Paul concludes his discussion on employee/employer relationships by noting the underlying reason why employees should be submissive, well-pleasing, not argumentative, and not pilfering. In doing or avoiding such things, ultimately we are showing all good faith because we are living out the gospel or as Paul so wonderfully puts it, we are adorning ourselves with theology. Given we spend most of our waking hours each week in the workplace, it is highly important we refrain from neglecting this important mission field.

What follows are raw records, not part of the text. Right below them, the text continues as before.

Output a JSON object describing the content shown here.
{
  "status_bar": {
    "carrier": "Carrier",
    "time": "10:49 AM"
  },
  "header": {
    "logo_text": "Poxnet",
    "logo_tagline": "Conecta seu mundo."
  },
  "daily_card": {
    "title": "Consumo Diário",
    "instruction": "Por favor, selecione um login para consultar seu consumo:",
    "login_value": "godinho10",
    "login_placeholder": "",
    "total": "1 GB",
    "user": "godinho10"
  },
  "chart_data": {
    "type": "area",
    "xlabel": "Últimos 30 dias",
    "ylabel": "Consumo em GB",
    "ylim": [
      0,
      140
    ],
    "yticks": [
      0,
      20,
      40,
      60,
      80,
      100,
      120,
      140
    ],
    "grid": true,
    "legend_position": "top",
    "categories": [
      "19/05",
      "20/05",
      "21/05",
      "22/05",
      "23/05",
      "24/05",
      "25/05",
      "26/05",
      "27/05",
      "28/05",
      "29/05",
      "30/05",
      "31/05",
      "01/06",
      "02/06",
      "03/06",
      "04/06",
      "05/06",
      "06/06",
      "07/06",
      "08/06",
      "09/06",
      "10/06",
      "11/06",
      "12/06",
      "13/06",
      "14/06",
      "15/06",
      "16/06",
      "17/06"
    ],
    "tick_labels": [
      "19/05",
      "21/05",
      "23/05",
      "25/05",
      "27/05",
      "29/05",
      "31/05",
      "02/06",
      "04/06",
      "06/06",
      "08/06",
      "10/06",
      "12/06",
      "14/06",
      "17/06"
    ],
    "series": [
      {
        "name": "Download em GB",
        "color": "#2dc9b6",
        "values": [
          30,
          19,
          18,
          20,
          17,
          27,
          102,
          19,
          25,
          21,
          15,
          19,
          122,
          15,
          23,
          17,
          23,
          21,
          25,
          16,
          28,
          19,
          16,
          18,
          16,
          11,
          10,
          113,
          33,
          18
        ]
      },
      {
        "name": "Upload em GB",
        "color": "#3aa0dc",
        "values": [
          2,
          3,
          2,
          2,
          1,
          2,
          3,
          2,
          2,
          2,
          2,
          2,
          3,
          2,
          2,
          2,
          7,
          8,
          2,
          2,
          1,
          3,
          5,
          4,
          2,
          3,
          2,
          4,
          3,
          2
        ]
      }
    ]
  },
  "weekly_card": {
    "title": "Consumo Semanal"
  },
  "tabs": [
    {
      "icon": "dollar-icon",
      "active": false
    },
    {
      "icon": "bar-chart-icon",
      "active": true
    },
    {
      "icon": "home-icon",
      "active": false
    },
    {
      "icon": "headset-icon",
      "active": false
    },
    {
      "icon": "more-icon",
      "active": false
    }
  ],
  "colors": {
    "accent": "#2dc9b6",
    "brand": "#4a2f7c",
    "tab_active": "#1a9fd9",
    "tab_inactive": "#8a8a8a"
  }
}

Think about the multitude of people we come in contact with every day at our respective jobs. How we treat our fellow employees and furthermore, how we interact with our employers can go a long way in sharing the Word of God with those around us in the office. A kind word, working hard on a project without grumbling and complaining, treating supervisors with respect even when you may disagree with their methodology – these are actions that reveal the gospel to others. In Matthew 5:16, Jesus commands us to “let your light shine before others, that they may see your good deeds and glorify your Father in heaven.” Part of letting your light shine is how you behave in the workplace.
Mark Dever helpfully concludes our discussion:
“Most first-century slaves would have had non-Christian masters, just as most of us today have non-Christian employers. Have you ever thought about God caring for your employers? Have you ever considered God’s desire for his gospel to be attractive to them? And have you ever thought about God wanting to use you to reach them? The way you work may be one of the most powerful witnesses God uses to reach them.”
 Donald Guthrie, The Pastoral Epistles: An Introduction and Commentary (Grand Rapids: Wm B Eerdmands Publishing Company, 1990), 208.
 Mark Dever, The Message of the New Testament (Wheaton: Crossway Books, 2005), 389.